→ What is required
Report, word for word, every line of the material that contains "Рождественский".
┄┄┄┄┄┄
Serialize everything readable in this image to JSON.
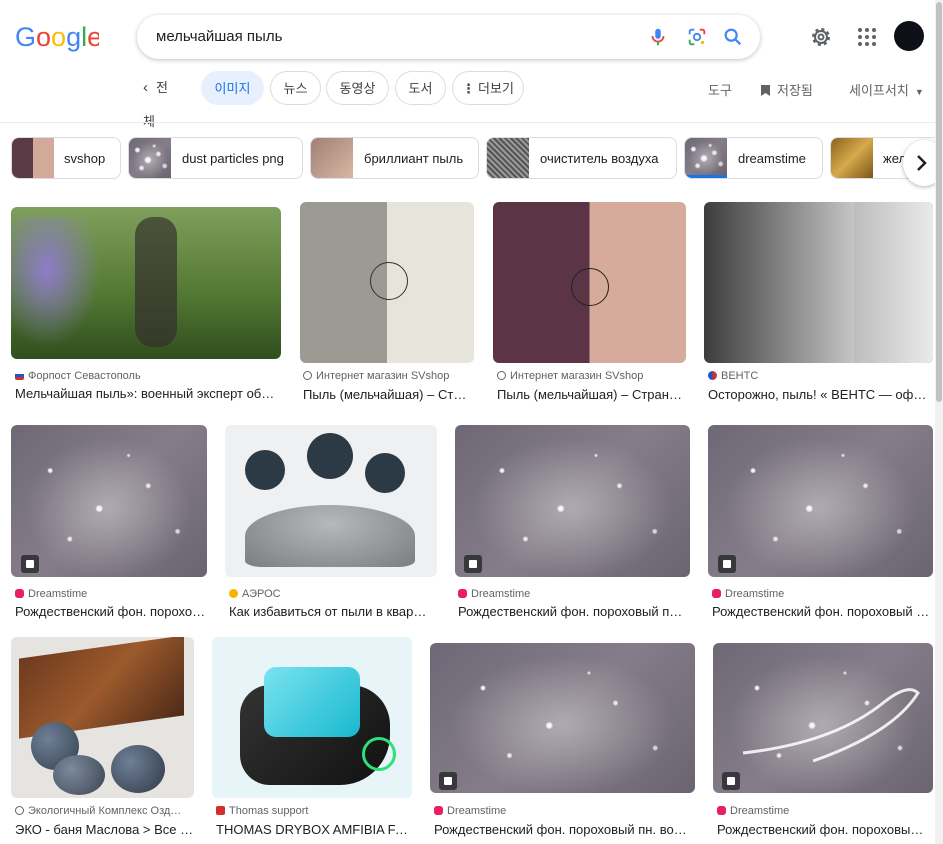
{
  "search": {
    "query": "мельчайшая пыль"
  },
  "tabs": {
    "back_label": "전체",
    "items": [
      "이미지",
      "뉴스",
      "동영상",
      "도서",
      "더보기"
    ],
    "tools": "도구",
    "saved": "저장됨",
    "safesearch": "세이프서치"
  },
  "chips": [
    "svshop",
    "dust particles png",
    "бриллиант пыль",
    "очиститель воздуха",
    "dreamstime",
    "жел"
  ],
  "results": [
    {
      "source": "Форпост Севастополь",
      "title": "Мельчайшая пыль»: военный эксперт об…"
    },
    {
      "source": "Интернет магазин SVshop",
      "title": "Пыль (мельчайшая) – Стр…"
    },
    {
      "source": "Интернет магазин SVshop",
      "title": "Пыль (мельчайшая) – Стран…"
    },
    {
      "source": "ВЕНТС",
      "title": "Осторожно, пыль! « ВЕНТС — офиц…"
    },
    {
      "source": "Dreamstime",
      "title": "Рождественский фон. порохо…"
    },
    {
      "source": "АЭРОС",
      "title": "Как избавиться от пыли в квар…"
    },
    {
      "source": "Dreamstime",
      "title": "Рождественский фон. пороховый п…"
    },
    {
      "source": "Dreamstime",
      "title": "Рождественский фон. пороховый …"
    },
    {
      "source": "Экологичный Комплекс Озд…",
      "title": "ЭКО - баня Маслова > Все …"
    },
    {
      "source": "Thomas support",
      "title": "THOMAS DRYBOX AMFIBIA FA…"
    },
    {
      "source": "Dreamstime",
      "title": "Рождественский фон. пороховый пн. во…"
    },
    {
      "source": "Dreamstime",
      "title": "Рождественский фон. пороховы…"
    }
  ]
}
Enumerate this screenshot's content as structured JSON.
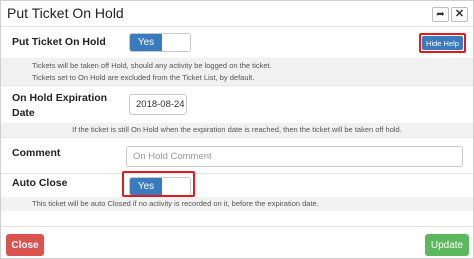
{
  "modal": {
    "title": "Put Ticket On Hold",
    "share_icon": "share-arrow-icon",
    "close_icon": "close-icon",
    "share_glyph": "➦",
    "close_glyph": "✕"
  },
  "put_on_hold": {
    "label": "Put Ticket On Hold",
    "toggle_value": "Yes",
    "hide_help_label": "Hide Help",
    "help_lines": [
      "Tickets will be taken off Hold, should any activity be logged on the ticket.",
      "Tickets set to On Hold are excluded from the Ticket List, by default."
    ]
  },
  "expiration": {
    "label_line1": "On Hold Expiration",
    "label_line2": "Date",
    "value": "2018-08-24",
    "help": "If the ticket is still On Hold when the expiration date is reached, then the ticket will be taken off hold."
  },
  "comment": {
    "label": "Comment",
    "placeholder": "On Hold Comment",
    "value": ""
  },
  "auto_close": {
    "label": "Auto Close",
    "toggle_value": "Yes",
    "help": "This ticket will be auto Closed if no activity is recorded on it, before the expiration date."
  },
  "footer": {
    "close_label": "Close",
    "update_label": "Update"
  },
  "colors": {
    "primary": "#3a7bbf",
    "danger": "#d9534f",
    "success": "#5cb85c",
    "highlight": "#e01d1d"
  }
}
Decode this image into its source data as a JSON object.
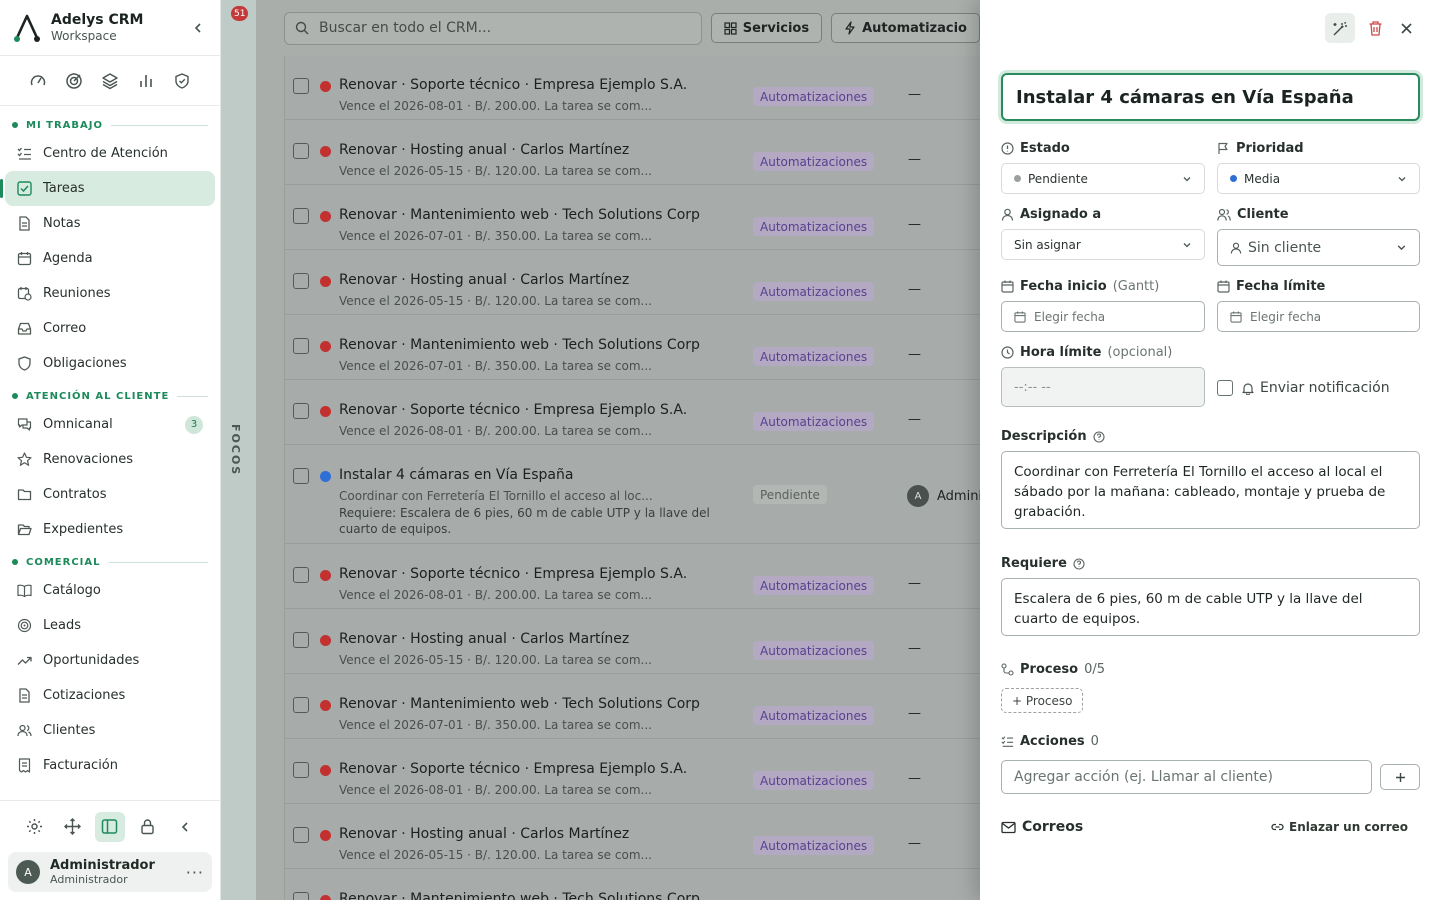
{
  "app": {
    "name": "Adelys CRM",
    "subtitle": "Workspace"
  },
  "sidebar": {
    "sections": [
      {
        "label": "MI TRABAJO",
        "items": [
          {
            "label": "Centro de Atención",
            "icon": "list-check-icon"
          },
          {
            "label": "Tareas",
            "icon": "checkbox-icon",
            "active": true
          },
          {
            "label": "Notas",
            "icon": "note-icon"
          },
          {
            "label": "Agenda",
            "icon": "calendar-icon"
          },
          {
            "label": "Reuniones",
            "icon": "calendar-clock-icon"
          },
          {
            "label": "Correo",
            "icon": "inbox-icon"
          },
          {
            "label": "Obligaciones",
            "icon": "shield-check-icon"
          }
        ]
      },
      {
        "label": "ATENCIÓN AL CLIENTE",
        "items": [
          {
            "label": "Omnicanal",
            "icon": "chat-icon",
            "badge": "3"
          },
          {
            "label": "Renovaciones",
            "icon": "star-icon"
          },
          {
            "label": "Contratos",
            "icon": "folder-icon"
          },
          {
            "label": "Expedientes",
            "icon": "folder-open-icon"
          }
        ]
      },
      {
        "label": "COMERCIAL",
        "items": [
          {
            "label": "Catálogo",
            "icon": "book-icon"
          },
          {
            "label": "Leads",
            "icon": "target-icon"
          },
          {
            "label": "Oportunidades",
            "icon": "trend-icon"
          },
          {
            "label": "Cotizaciones",
            "icon": "document-icon"
          },
          {
            "label": "Clientes",
            "icon": "users-icon"
          },
          {
            "label": "Facturación",
            "icon": "receipt-icon"
          }
        ]
      }
    ],
    "user": {
      "initial": "A",
      "name": "Administrador",
      "role": "Administrador"
    }
  },
  "focos": {
    "badge": "51",
    "label": "FOCOS"
  },
  "topbar": {
    "search_placeholder": "Buscar en todo el CRM...",
    "buttons": [
      "Servicios",
      "Automatizacio"
    ]
  },
  "tasks": [
    {
      "title": "Renovar · Soporte técnico · Empresa Ejemplo S.A.",
      "sub": "Vence el 2026-08-01 · B/. 200.00. La tarea se com...",
      "tag": "Automatizaciones",
      "owner": "—",
      "dot": "#c23030"
    },
    {
      "title": "Renovar · Hosting anual · Carlos Martínez",
      "sub": "Vence el 2026-05-15 · B/. 120.00. La tarea se com...",
      "tag": "Automatizaciones",
      "owner": "—",
      "dot": "#c23030"
    },
    {
      "title": "Renovar · Mantenimiento web · Tech Solutions Corp",
      "sub": "Vence el 2026-07-01 · B/. 350.00. La tarea se com...",
      "tag": "Automatizaciones",
      "owner": "—",
      "dot": "#c23030"
    },
    {
      "title": "Renovar · Hosting anual · Carlos Martínez",
      "sub": "Vence el 2026-05-15 · B/. 120.00. La tarea se com...",
      "tag": "Automatizaciones",
      "owner": "—",
      "dot": "#c23030"
    },
    {
      "title": "Renovar · Mantenimiento web · Tech Solutions Corp",
      "sub": "Vence el 2026-07-01 · B/. 350.00. La tarea se com...",
      "tag": "Automatizaciones",
      "owner": "—",
      "dot": "#c23030"
    },
    {
      "title": "Renovar · Soporte técnico · Empresa Ejemplo S.A.",
      "sub": "Vence el 2026-08-01 · B/. 200.00. La tarea se com...",
      "tag": "Automatizaciones",
      "owner": "—",
      "dot": "#c23030"
    },
    {
      "title": "Instalar 4 cámaras en Vía España",
      "sub": "Coordinar con Ferretería El Tornillo el acceso al loc...",
      "req": "Requiere: Escalera de 6 pies, 60 m de cable UTP y la llave del cuarto de equipos.",
      "tag": "Pendiente",
      "owner": "Adminis",
      "owner_initial": "A",
      "dot": "#2e6fd6"
    },
    {
      "title": "Renovar · Soporte técnico · Empresa Ejemplo S.A.",
      "sub": "Vence el 2026-08-01 · B/. 200.00. La tarea se com...",
      "tag": "Automatizaciones",
      "owner": "—",
      "dot": "#c23030"
    },
    {
      "title": "Renovar · Hosting anual · Carlos Martínez",
      "sub": "Vence el 2026-05-15 · B/. 120.00. La tarea se com...",
      "tag": "Automatizaciones",
      "owner": "—",
      "dot": "#c23030"
    },
    {
      "title": "Renovar · Mantenimiento web · Tech Solutions Corp",
      "sub": "Vence el 2026-07-01 · B/. 350.00. La tarea se com...",
      "tag": "Automatizaciones",
      "owner": "—",
      "dot": "#c23030"
    },
    {
      "title": "Renovar · Soporte técnico · Empresa Ejemplo S.A.",
      "sub": "Vence el 2026-08-01 · B/. 200.00. La tarea se com...",
      "tag": "Automatizaciones",
      "owner": "—",
      "dot": "#c23030"
    },
    {
      "title": "Renovar · Hosting anual · Carlos Martínez",
      "sub": "Vence el 2026-05-15 · B/. 120.00. La tarea se com...",
      "tag": "Automatizaciones",
      "owner": "—",
      "dot": "#c23030"
    },
    {
      "title": "Renovar · Mantenimiento web · Tech Solutions Corp",
      "sub": "",
      "tag": "",
      "owner": "",
      "dot": "#c23030"
    }
  ],
  "panel": {
    "title": "Instalar 4 cámaras en Vía España",
    "estado": {
      "label": "Estado",
      "value": "Pendiente",
      "dot": "#9aa09d"
    },
    "prioridad": {
      "label": "Prioridad",
      "value": "Media",
      "dot": "#2e6fd6"
    },
    "asignado": {
      "label": "Asignado a",
      "value": "Sin asignar"
    },
    "cliente": {
      "label": "Cliente",
      "value": "Sin cliente"
    },
    "fecha_inicio": {
      "label": "Fecha inicio",
      "hint": "(Gantt)",
      "placeholder": "Elegir fecha"
    },
    "fecha_limite": {
      "label": "Fecha límite",
      "placeholder": "Elegir fecha"
    },
    "hora_limite": {
      "label": "Hora límite",
      "hint": "(opcional)",
      "placeholder": "--:-- --"
    },
    "notificacion": {
      "label": "Enviar notificación"
    },
    "descripcion": {
      "label": "Descripción",
      "value": "Coordinar con Ferretería El Tornillo el acceso al local el sábado por la mañana: cableado, montaje y prueba de grabación."
    },
    "requiere": {
      "label": "Requiere",
      "value": "Escalera de 6 pies, 60 m de cable UTP y la llave del cuarto de equipos."
    },
    "proceso": {
      "label": "Proceso",
      "count": "0/5",
      "button": "+ Proceso"
    },
    "acciones": {
      "label": "Acciones",
      "count": "0",
      "placeholder": "Agregar acción (ej. Llamar al cliente)"
    },
    "correos": {
      "label": "Correos",
      "link": "Enlazar un correo"
    }
  }
}
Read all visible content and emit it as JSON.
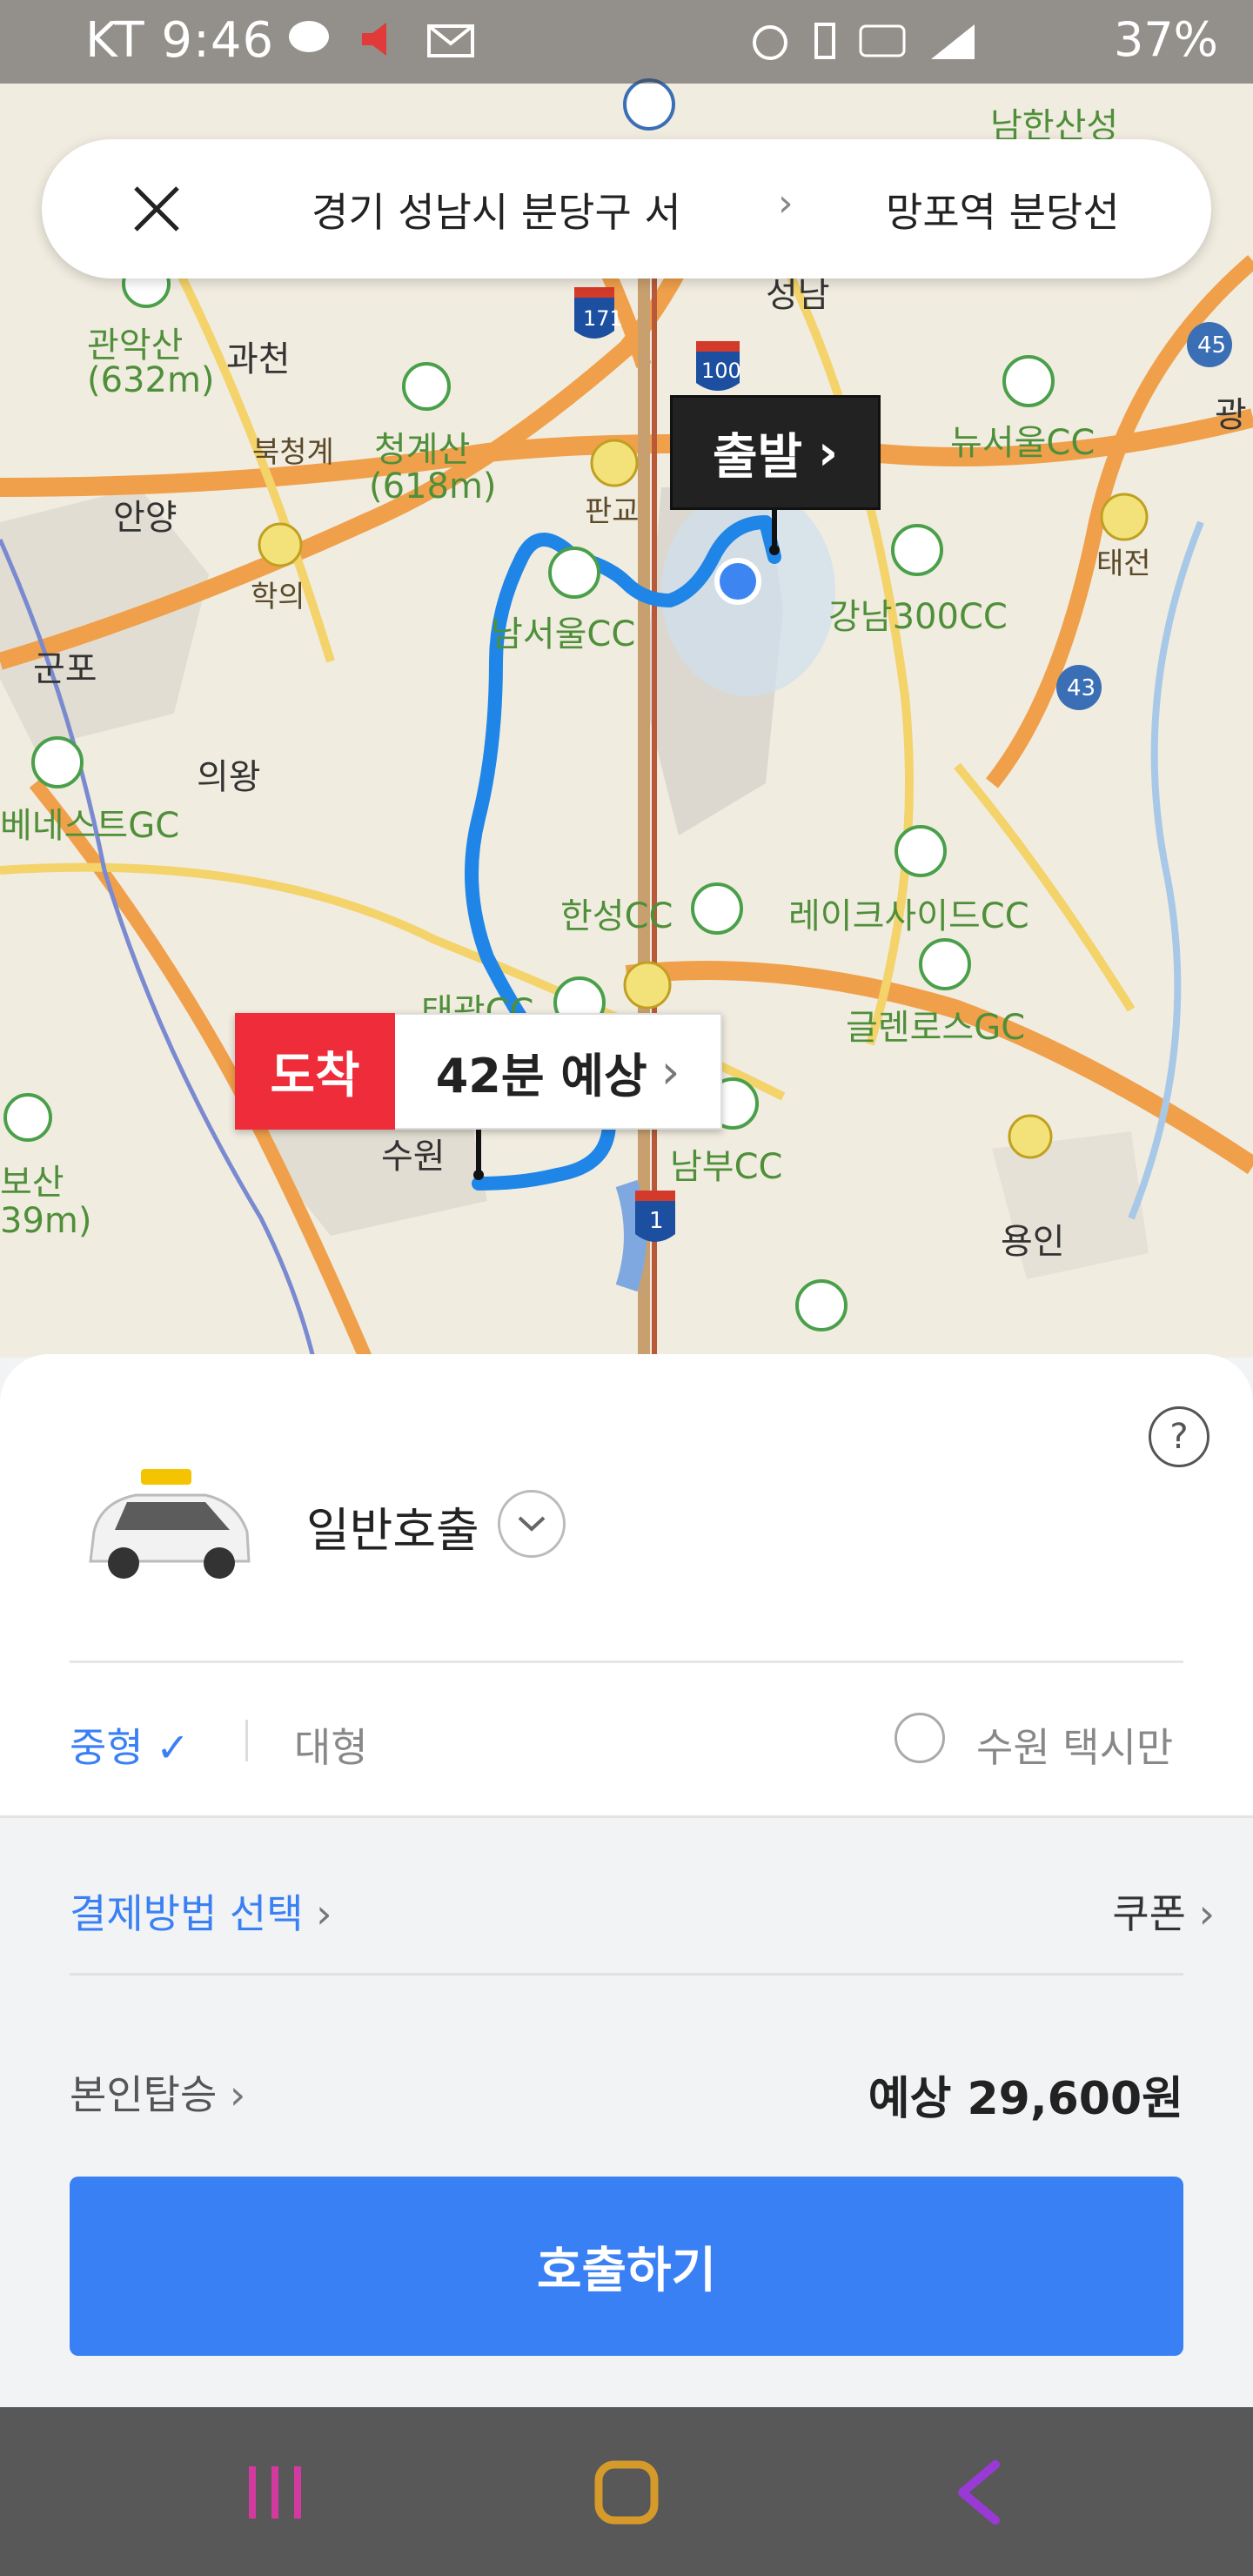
{
  "status_bar": {
    "carrier_time": "KT 9:46",
    "battery": "37%"
  },
  "route": {
    "from": "경기 성남시 분당구 서",
    "to": "망포역 분당선"
  },
  "map": {
    "depart_label": "출발",
    "arrive_label": "도착",
    "eta_label": "42분 예상",
    "places": [
      "남한산성",
      "성남",
      "관악산",
      "(632m)",
      "과천",
      "북청계",
      "청계산",
      "(618m)",
      "판교",
      "뉴서울CC",
      "안양",
      "학의",
      "태전",
      "남서울CC",
      "강남300CC",
      "군포",
      "의왕",
      "베네스트GC",
      "한성CC",
      "레이크사이드CC",
      "글렌로스GC",
      "태광CC",
      "수원",
      "남부CC",
      "용인",
      "보산",
      "39m)",
      "광"
    ],
    "road_numbers": [
      "171",
      "100",
      "45",
      "43",
      "1"
    ]
  },
  "panel": {
    "call_type": "일반호출",
    "size_mid": "중형",
    "size_large": "대형",
    "suwon_only": "수원 택시만",
    "payment": "결제방법 선택",
    "coupon": "쿠폰",
    "self_ride": "본인탑승",
    "fare": "예상 29,600원",
    "call_button": "호출하기"
  },
  "colors": {
    "accent": "#3a80f5",
    "arrive_red": "#ef2c3a",
    "route_blue": "#1f86e8"
  }
}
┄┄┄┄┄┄
→ Response area
      "title": "Рождественский фон. порохо…"
      "title": "Рождественский фон. пороховый п…"
      "title": "Рождественский фон. пороховый …"
      "title": "Рождественский фон. пороховый пн. во…"
      "title": "Рождественский фон. пороховы…"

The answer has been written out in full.